Deng Xiaoping, in 1985, was admired and respected all over the world, just as Mikhail Gorbachev was in 1990. Deng and Gorbachev spoke about prosperity and practicality. They seemed to have lost faith in Marxist dogma. However, when the theocracies they ruled were threatened with real opposition, they showed themselves quite capable of human sacrifice. Unlike Abraham, Deng was not only able, but apparently even eager to sacrifice his children on June 4, 1989.
Totalitarianism is a 20th-century phenomenon, but it is nevertheless a rejection of modernity. Totalitarian ideologies look back to an ideal time they claim existed in the past —a time of racial purity for the Nazis and of primitive communism for Marxists, a time when strife did not exist. The goal of such ideologies is the retention of contemporary technology but the rejection of all the other discordant features—questioning, variety, creativity—of modern life. The weakening of Marxist thinking now taking place all over the world is evidence of a reconciliation with science and freedom.
Although the Old Testament antedates both science and freedom, it recognizes the fact that time is linear. Events matter and change the course of history. History cannot be undone; the Garden of Eden is neither possible nor desirable; Adam and Eve's choices made us what we are.
The May 4th Movement, which was active in China in 1919, chose "Science and Democracy" as its slogan. A brilliant choice! Democracy and science are inseparable; both are reflections of modesty, of the fact that we need to look and listen and measure. Perhaps science and democracy are different sides of a single phenomenon: searching. Both, through exploration and debate, reject cynicism and make politics possible. Science is the enemy of the grotesque superstition that had been persecuting China since Liberation. The Democracy Movement demanded science as well as freedom and democracy. The Movement understood these three things are inseparable. That is where its strength came from. "Science and Democracy" is a Chinese slogan. It dates back to the May 4th Movement of 1919. Ironically, there is a May 4th Street in many Chinese cities, and May 4th is celebrated as a holiday, called "Students' Day."
The scientific method—questioning, testing, measuring, drawing conclusions, and reconsidering them in the light of fresh evidence—is precisely what we mean by free speech. The Beijing Spring Movement of 1989 is a logical consequence of the May 4th Movement of 1919. Science and democracy are the gifts of the blessed human race. Democracy is the political realization of the scientific method.

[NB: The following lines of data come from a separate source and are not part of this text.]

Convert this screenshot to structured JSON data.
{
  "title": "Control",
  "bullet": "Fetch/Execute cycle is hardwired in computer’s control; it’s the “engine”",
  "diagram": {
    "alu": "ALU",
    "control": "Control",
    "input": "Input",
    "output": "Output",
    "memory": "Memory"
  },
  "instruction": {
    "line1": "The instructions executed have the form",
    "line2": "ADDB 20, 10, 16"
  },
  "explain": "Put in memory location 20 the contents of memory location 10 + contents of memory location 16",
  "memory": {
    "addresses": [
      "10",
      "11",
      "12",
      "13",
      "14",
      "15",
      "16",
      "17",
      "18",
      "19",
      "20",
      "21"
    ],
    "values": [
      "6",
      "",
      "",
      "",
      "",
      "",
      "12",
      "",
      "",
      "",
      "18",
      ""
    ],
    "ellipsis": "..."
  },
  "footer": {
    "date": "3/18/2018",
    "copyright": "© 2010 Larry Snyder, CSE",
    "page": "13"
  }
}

George Jochnowitz was born in New York City, in 1937. He became aware of different regional pronunciations when he was six, and he could consciously switch accents as a child. He got his Ph.D. in linguistics from Columbia University and taught linguistics at the College of Staten Island, CUNY. His area of specialization was Jewish languages, in particular, Judeo-Italian dialects. As part of a faculty-exchange agreement with Hebei University in Baoding, China, he was in China during the Tiananmen Massacre. He can be reached at firstname.lastname@example.org.
Copyright ©2011. George Jochnowitz. All Rights Reserved. A Hebrew version of this article appeared in Nativ, Volume 4, Number 3, May 1991. An English version appeared In Midstream, Volume 48, Number 7, November/December 2002. It is an except from The Blessed Human Race. This post can be found on George Jochnowitz. It is republished here with the author's permission.